**Try it**
Return, verbatim and in full, the records that follow, but not their pictures.
START Recorded data
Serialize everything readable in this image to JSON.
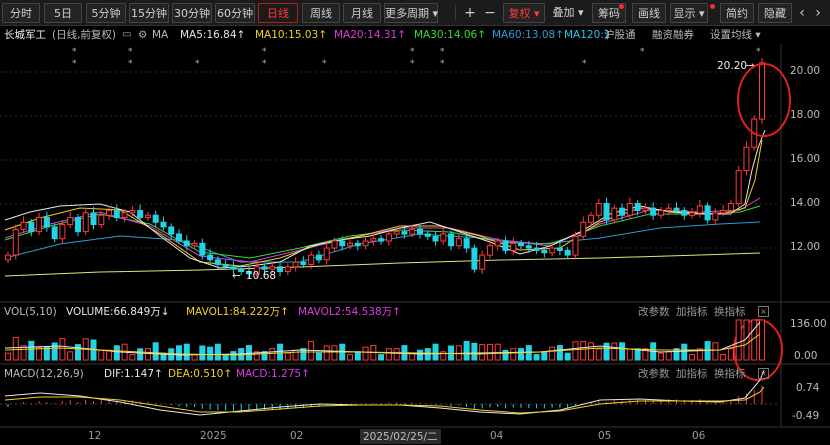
{
  "toolbar": {
    "periods": [
      "分时",
      "5日",
      "5分钟",
      "15分钟",
      "30分钟",
      "60分钟",
      "日线",
      "周线",
      "月线",
      "更多周期"
    ],
    "active_period": "日线",
    "plus": "+",
    "minus": "−",
    "adjust": "复权",
    "overlay": "叠加",
    "chips": "筹码",
    "draw": "画线",
    "display": "显示",
    "simple": "简约",
    "hide": "隐藏",
    "prev": "‹",
    "next": "›"
  },
  "ma_line": {
    "stock": "长城军工",
    "info": "(日线,前复权)",
    "ma_label": "MA",
    "ma5": "MA5:16.84",
    "ma10": "MA10:15.03",
    "ma20": "MA20:14.31",
    "ma30": "MA30:14.06",
    "ma60": "MA60:13.08",
    "ma120": "MA120:1",
    "hgt": "沪股通",
    "margin": "融资融券",
    "settings": "设置均线"
  },
  "price_axis": [
    "20.00",
    "18.00",
    "16.00",
    "14.00",
    "12.00"
  ],
  "annotations": {
    "high": "20.20",
    "low": "10.68"
  },
  "vol_line": {
    "title": "VOL(5,10)",
    "volume": "VOLUME:66.849万",
    "mavol1": "MAVOL1:84.222万",
    "mavol2": "MAVOL2:54.538万",
    "change_params": "改参数",
    "add_indicator": "加指标",
    "switch_indicator": "换指标",
    "close": "×"
  },
  "vol_axis": [
    "136.00",
    "0.00"
  ],
  "macd_line": {
    "title": "MACD(12,26,9)",
    "dif": "DIF:1.147",
    "dea": "DEA:0.510",
    "macd": "MACD:1.275",
    "change_params": "改参数",
    "add_indicator": "加指标",
    "switch_indicator": "换指标",
    "close": "×"
  },
  "macd_axis": [
    "0.74",
    "-0.49"
  ],
  "date_axis": [
    "12",
    "2025",
    "02",
    "04",
    "05",
    "06"
  ],
  "date_cursor": "2025/02/25/二",
  "colors": {
    "up": "#ff3b3b",
    "down": "#22d3e6",
    "ma5": "#e8e8e8",
    "ma10": "#f2d21a",
    "ma20": "#e03be0",
    "ma30": "#33dd33",
    "ma60": "#2e9bd9",
    "highlight_circle": "#e02020"
  },
  "chart_data": {
    "type": "candlestick",
    "ylim": [
      10.0,
      21.0
    ],
    "price_ticks": [
      20,
      18,
      16,
      14,
      12
    ],
    "closes": [
      12.0,
      13.1,
      13.4,
      13.0,
      13.6,
      13.2,
      12.7,
      13.3,
      13.6,
      13.0,
      13.8,
      13.3,
      13.7,
      13.9,
      13.6,
      13.8,
      13.9,
      13.6,
      13.7,
      13.4,
      13.2,
      12.9,
      12.6,
      12.4,
      12.5,
      12.0,
      11.8,
      11.6,
      11.5,
      11.4,
      11.3,
      11.2,
      11.5,
      11.4,
      11.5,
      11.3,
      11.5,
      11.7,
      11.6,
      12.0,
      11.8,
      12.3,
      12.6,
      12.4,
      12.5,
      12.4,
      12.6,
      12.7,
      12.6,
      12.9,
      13.0,
      12.9,
      13.1,
      12.9,
      12.8,
      12.6,
      12.9,
      12.4,
      12.7,
      12.3,
      11.4,
      12.0,
      12.4,
      12.6,
      12.2,
      12.5,
      12.4,
      12.3,
      12.2,
      12.1,
      12.3,
      12.2,
      12.0,
      12.8,
      13.4,
      13.7,
      14.2,
      13.5,
      14.0,
      13.7,
      14.2,
      13.9,
      14.0,
      13.7,
      13.9,
      14.0,
      13.9,
      13.7,
      13.8,
      14.1,
      13.5,
      13.8,
      13.9,
      14.2,
      15.6,
      16.6,
      17.8,
      20.2
    ],
    "annotations": {
      "high": 20.2,
      "low": 10.68
    },
    "volume_axis": [
      136.0,
      0.0
    ],
    "macd_axis": [
      0.74,
      -0.49
    ],
    "ma": {
      "MA5": 16.84,
      "MA10": 15.03,
      "MA20": 14.31,
      "MA30": 14.06,
      "MA60": 13.08
    },
    "volume": {
      "VOLUME": "66.849万",
      "MAVOL1": "84.222万",
      "MAVOL2": "54.538万"
    },
    "macd": {
      "DIF": 1.147,
      "DEA": 0.51,
      "MACD": 1.275
    }
  }
}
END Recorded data
**Written reply**
Serialize everything readable in this image to JSON.
{
  "toolbar": {
    "periods": [
      "分时",
      "5日",
      "5分钟",
      "15分钟",
      "30分钟",
      "60分钟",
      "日线",
      "周线",
      "月线",
      "更多周期"
    ],
    "active_period": "日线",
    "plus": "+",
    "minus": "−",
    "adjust": "复权",
    "overlay": "叠加",
    "chips": "筹码",
    "draw": "画线",
    "display": "显示",
    "simple": "简约",
    "hide": "隐藏",
    "prev": "‹",
    "next": "›"
  },
  "ma_line": {
    "stock": "长城军工",
    "info": "(日线,前复权)",
    "ma_label": "MA",
    "ma5": "MA5:16.84",
    "ma10": "MA10:15.03",
    "ma20": "MA20:14.31",
    "ma30": "MA30:14.06",
    "ma60": "MA60:13.08",
    "ma120": "MA120:1",
    "hgt": "沪股通",
    "margin": "融资融券",
    "settings": "设置均线"
  },
  "price_axis": [
    "20.00",
    "18.00",
    "16.00",
    "14.00",
    "12.00"
  ],
  "annotations": {
    "high": "20.20",
    "low": "10.68"
  },
  "vol_line": {
    "title": "VOL(5,10)",
    "volume": "VOLUME:66.849万",
    "mavol1": "MAVOL1:84.222万",
    "mavol2": "MAVOL2:54.538万",
    "change_params": "改参数",
    "add_indicator": "加指标",
    "switch_indicator": "换指标",
    "close": "×"
  },
  "vol_axis": [
    "136.00",
    "0.00"
  ],
  "macd_line": {
    "title": "MACD(12,26,9)",
    "dif": "DIF:1.147",
    "dea": "DEA:0.510",
    "macd": "MACD:1.275",
    "change_params": "改参数",
    "add_indicator": "加指标",
    "switch_indicator": "换指标",
    "close": "×"
  },
  "macd_axis": [
    "0.74",
    "-0.49"
  ],
  "date_axis": [
    "12",
    "2025",
    "02",
    "04",
    "05",
    "06"
  ],
  "date_cursor": "2025/02/25/二",
  "colors": {
    "up": "#ff3b3b",
    "down": "#22d3e6",
    "ma5": "#e8e8e8",
    "ma10": "#f2d21a",
    "ma20": "#e03be0",
    "ma30": "#33dd33",
    "ma60": "#2e9bd9",
    "highlight_circle": "#e02020"
  },
  "chart_data": {
    "type": "candlestick",
    "ylim": [
      10.0,
      21.0
    ],
    "price_ticks": [
      20,
      18,
      16,
      14,
      12
    ],
    "closes": [
      12.0,
      13.1,
      13.4,
      13.0,
      13.6,
      13.2,
      12.7,
      13.3,
      13.6,
      13.0,
      13.8,
      13.3,
      13.7,
      13.9,
      13.6,
      13.8,
      13.9,
      13.6,
      13.7,
      13.4,
      13.2,
      12.9,
      12.6,
      12.4,
      12.5,
      12.0,
      11.8,
      11.6,
      11.5,
      11.4,
      11.3,
      11.2,
      11.5,
      11.4,
      11.5,
      11.3,
      11.5,
      11.7,
      11.6,
      12.0,
      11.8,
      12.3,
      12.6,
      12.4,
      12.5,
      12.4,
      12.6,
      12.7,
      12.6,
      12.9,
      13.0,
      12.9,
      13.1,
      12.9,
      12.8,
      12.6,
      12.9,
      12.4,
      12.7,
      12.3,
      11.4,
      12.0,
      12.4,
      12.6,
      12.2,
      12.5,
      12.4,
      12.3,
      12.2,
      12.1,
      12.3,
      12.2,
      12.0,
      12.8,
      13.4,
      13.7,
      14.2,
      13.5,
      14.0,
      13.7,
      14.2,
      13.9,
      14.0,
      13.7,
      13.9,
      14.0,
      13.9,
      13.7,
      13.8,
      14.1,
      13.5,
      13.8,
      13.9,
      14.2,
      15.6,
      16.6,
      17.8,
      20.2
    ],
    "annotations": {
      "high": 20.2,
      "low": 10.68
    },
    "volume_axis": [
      136.0,
      0.0
    ],
    "macd_axis": [
      0.74,
      -0.49
    ],
    "ma": {
      "MA5": 16.84,
      "MA10": 15.03,
      "MA20": 14.31,
      "MA30": 14.06,
      "MA60": 13.08
    },
    "volume": {
      "VOLUME": "66.849万",
      "MAVOL1": "84.222万",
      "MAVOL2": "54.538万"
    },
    "macd": {
      "DIF": 1.147,
      "DEA": 0.51,
      "MACD": 1.275
    }
  }
}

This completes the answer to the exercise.